TASK STATEMENT
Please copy each line of the listing that includes the string "Attack".

INPUT MATERIAL
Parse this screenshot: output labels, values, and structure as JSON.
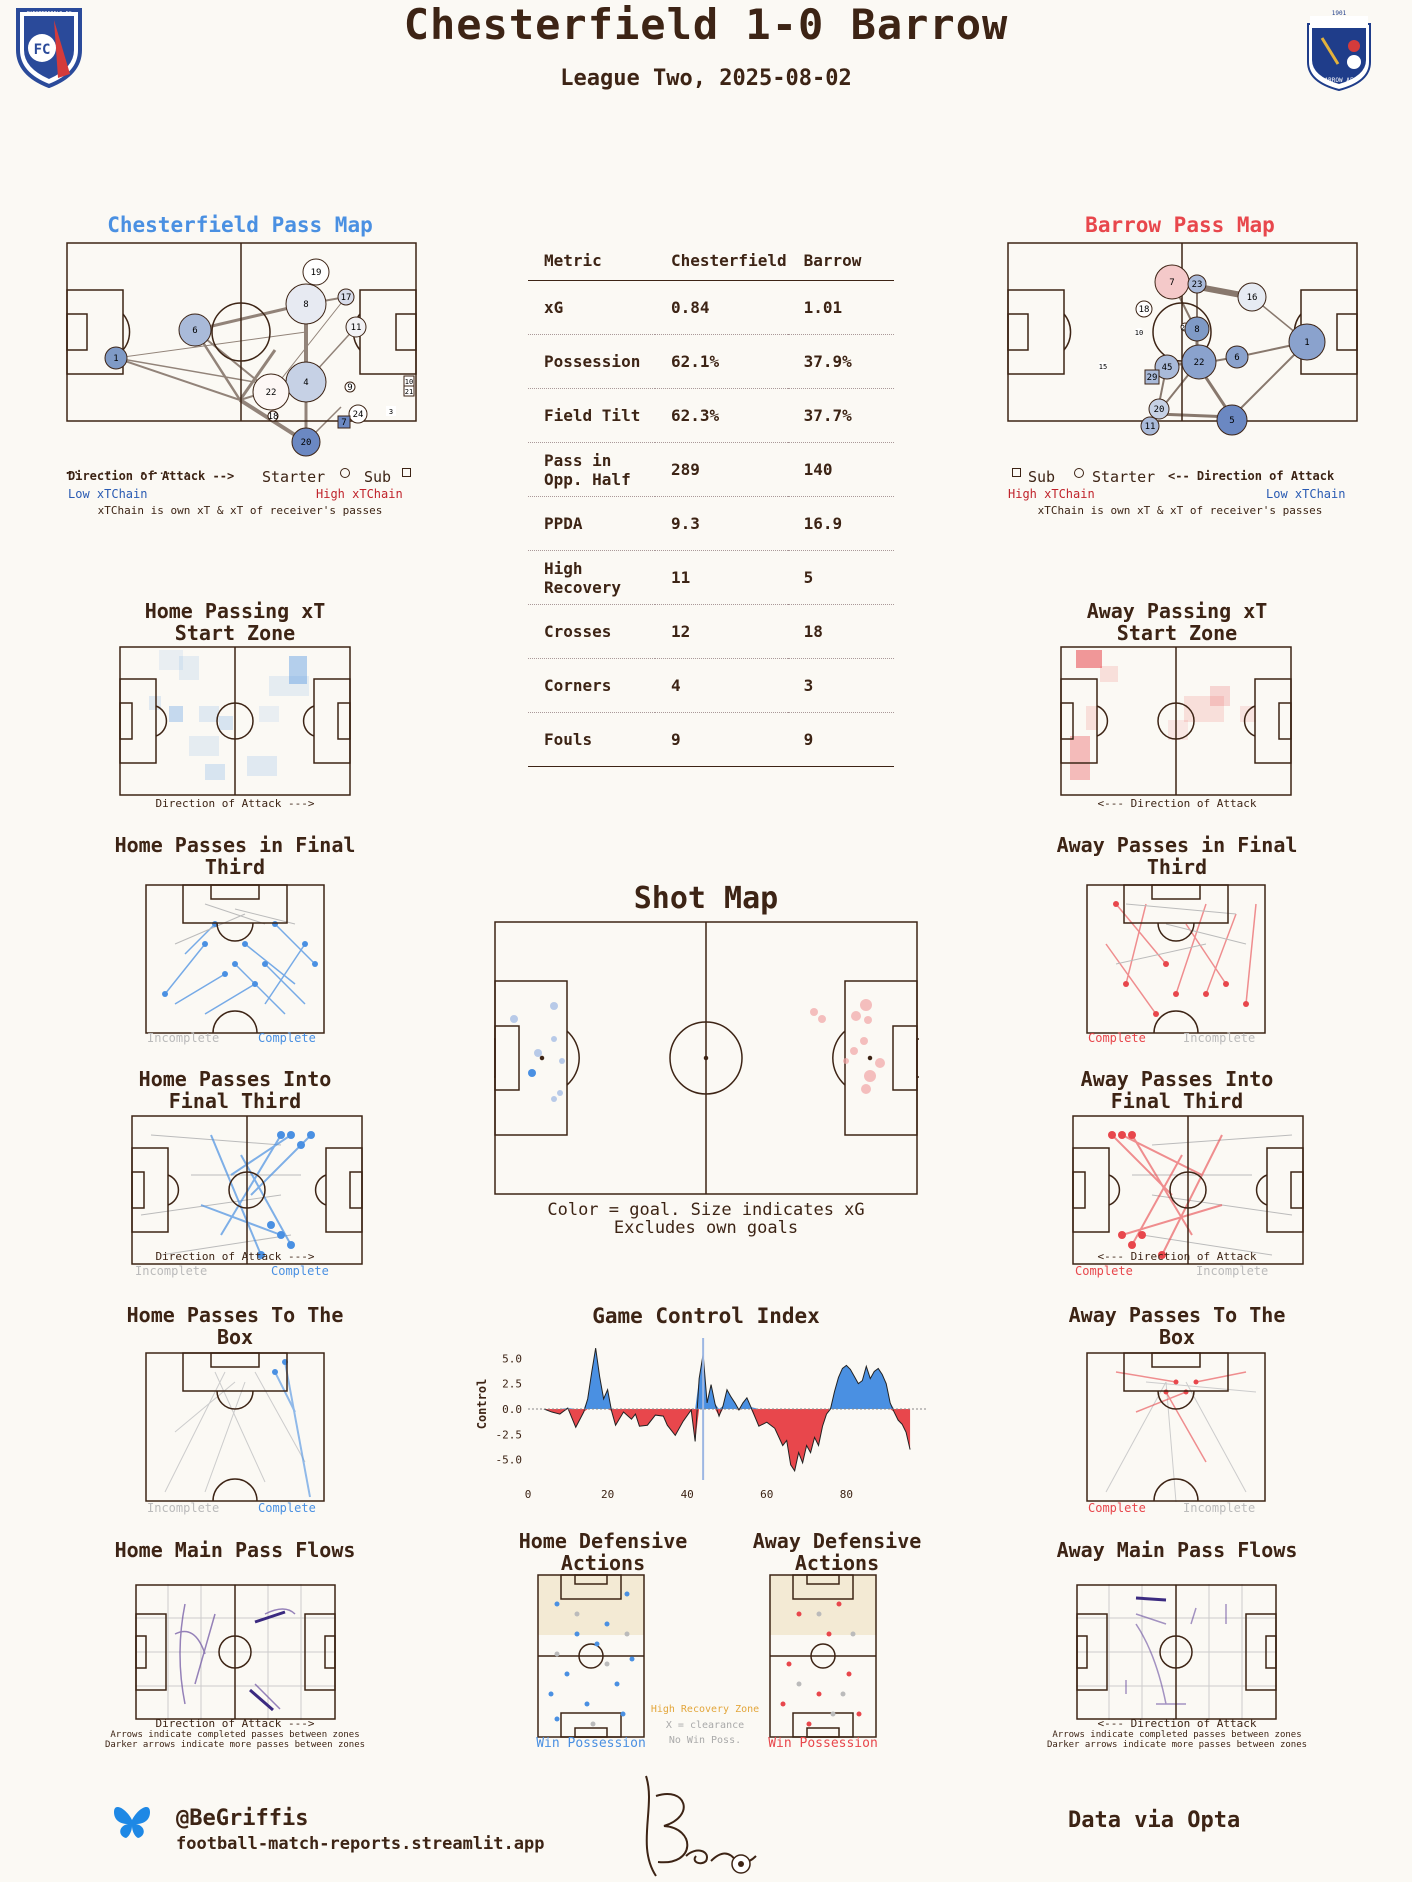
{
  "header": {
    "title": "Chesterfield 1-0 Barrow",
    "subtitle": "League Two, 2025-08-02",
    "home_badge_text": "CHESTERFIELD FC",
    "away_badge_text": "BARROW AFC",
    "away_badge_year": "1901"
  },
  "colors": {
    "home": "#4a90e2",
    "away": "#e8474c",
    "ink": "#3d2415",
    "background": "#fbf9f4",
    "hrz": "#e3a63b"
  },
  "home_pass_map": {
    "title": "Chesterfield Pass Map",
    "direction": "Direction of Attack -->",
    "starter": "Starter",
    "sub": "Sub",
    "low": "Low xTChain",
    "high": "High xTChain",
    "note": "xTChain is own xT & xT of receiver's passes",
    "players": [
      "19",
      "8",
      "17",
      "6",
      "11",
      "1",
      "22",
      "4",
      "9",
      "18",
      "24",
      "7",
      "20",
      "10",
      "21",
      "3"
    ]
  },
  "away_pass_map": {
    "title": "Barrow Pass Map",
    "direction": "<-- Direction of Attack",
    "starter": "Starter",
    "sub": "Sub",
    "low": "Low xTChain",
    "high": "High xTChain",
    "note": "xTChain is own xT & xT of receiver's passes",
    "players": [
      "7",
      "23",
      "16",
      "18",
      "10",
      "21",
      "8",
      "1",
      "45",
      "29",
      "22",
      "6",
      "15",
      "20",
      "11",
      "5"
    ]
  },
  "metrics": {
    "header": [
      "Metric",
      "Chesterfield",
      "Barrow"
    ],
    "rows": [
      {
        "label": "xG",
        "home": "0.84",
        "away": "1.01"
      },
      {
        "label": "Possession",
        "home": "62.1%",
        "away": "37.9%"
      },
      {
        "label": "Field Tilt",
        "home": "62.3%",
        "away": "37.7%"
      },
      {
        "label": "Pass in Opp. Half",
        "home": "289",
        "away": "140"
      },
      {
        "label": "PPDA",
        "home": "9.3",
        "away": "16.9"
      },
      {
        "label": "High Recovery",
        "home": "11",
        "away": "5"
      },
      {
        "label": "Crosses",
        "home": "12",
        "away": "18"
      },
      {
        "label": "Corners",
        "home": "4",
        "away": "3"
      },
      {
        "label": "Fouls",
        "home": "9",
        "away": "9"
      }
    ]
  },
  "panels": {
    "home_xt_title": "Home Passing xT Start Zone",
    "away_xt_title": "Away Passing xT Start Zone",
    "home_xt_caption": "Direction of Attack --->",
    "away_xt_caption": "<--- Direction of Attack",
    "home_final_third_title": "Home Passes in Final Third",
    "away_final_third_title": "Away Passes in Final Third",
    "home_into_final_title": "Home Passes Into Final Third",
    "away_into_final_title": "Away Passes Into Final Third",
    "home_box_title": "Home Passes To The Box",
    "away_box_title": "Away Passes To The Box",
    "home_flows_title": "Home Main Pass Flows",
    "away_flows_title": "Away Main Pass Flows",
    "incomplete": "Incomplete",
    "complete": "Complete",
    "home_dir": "Direction of Attack --->",
    "away_dir": "<--- Direction of Attack",
    "flows_note1": "Arrows indicate completed passes between zones",
    "flows_note2": "Darker arrows indicate more passes between zones"
  },
  "shot_map": {
    "title": "Shot Map",
    "note1": "Color = goal. Size indicates xG",
    "note2": "Excludes own goals"
  },
  "defensive": {
    "home_title": "Home Defensive Actions",
    "away_title": "Away Defensive Actions",
    "hrz": "High Recovery Zone",
    "clearance": "X = clearance",
    "no_win": "No Win Poss.",
    "win": "Win Possession"
  },
  "chart_data": {
    "type": "area",
    "title": "Game Control Index",
    "ylabel": "Control",
    "xlabel": "",
    "xlim": [
      0,
      100
    ],
    "ylim": [
      -7,
      7
    ],
    "xticks": [
      "0",
      "20",
      "40",
      "60",
      "80"
    ],
    "yticks": [
      "5.0",
      "2.5",
      "0.0",
      "-2.5",
      "-5.0"
    ],
    "x": [
      4,
      6,
      8,
      10,
      12,
      14,
      15,
      16,
      17,
      18,
      19,
      20,
      21,
      22,
      24,
      26,
      27,
      28,
      30,
      32,
      34,
      35,
      37,
      39,
      41,
      42,
      43,
      44,
      45,
      46,
      47,
      48,
      49,
      50,
      51,
      52,
      53,
      54,
      55,
      56,
      58,
      60,
      62,
      64,
      65,
      66,
      67,
      68,
      69,
      70,
      71,
      72,
      73,
      74,
      75,
      76,
      77,
      78,
      79,
      80,
      81,
      82,
      83,
      84,
      85,
      86,
      87,
      88,
      89,
      90,
      91,
      92,
      93,
      94,
      95,
      96
    ],
    "values": [
      0,
      -0.3,
      -0.5,
      0.1,
      -1.8,
      -0.3,
      1.0,
      3.6,
      6.0,
      3.2,
      1.0,
      1.9,
      -0.2,
      -1.6,
      -0.3,
      -1.0,
      -0.5,
      -1.7,
      -1.6,
      -0.6,
      -0.7,
      -1.6,
      -2.6,
      -1.2,
      -0.1,
      -3.2,
      3.0,
      5.4,
      0.6,
      2.4,
      0.5,
      -0.7,
      0.3,
      1.9,
      1.2,
      0.6,
      -0.1,
      0.6,
      1.1,
      0.2,
      -1.7,
      -1.3,
      -1.9,
      -3.6,
      -3.1,
      -5.5,
      -6.1,
      -4.3,
      -5.3,
      -3.6,
      -4.3,
      -2.8,
      -3.6,
      -1.7,
      -0.5,
      0,
      1.7,
      3.1,
      4.0,
      4.3,
      3.9,
      3.2,
      2.5,
      2.8,
      4.2,
      3.0,
      3.7,
      4.0,
      3.4,
      2.5,
      0.6,
      -0.3,
      -1.1,
      -1.5,
      -2.3,
      -4.0
    ]
  },
  "footer": {
    "handle": "@BeGriffis",
    "site": "football-match-reports.streamlit.app",
    "source": "Data via Opta"
  }
}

SOLUTION FOR THIS TASK
    "direction": "Direction of Attack -->",
    "direction": "<-- Direction of Attack",
    "home_xt_caption": "Direction of Attack --->",
    "away_xt_caption": "<--- Direction of Attack",
    "home_dir": "Direction of Attack --->",
    "away_dir": "<--- Direction of Attack",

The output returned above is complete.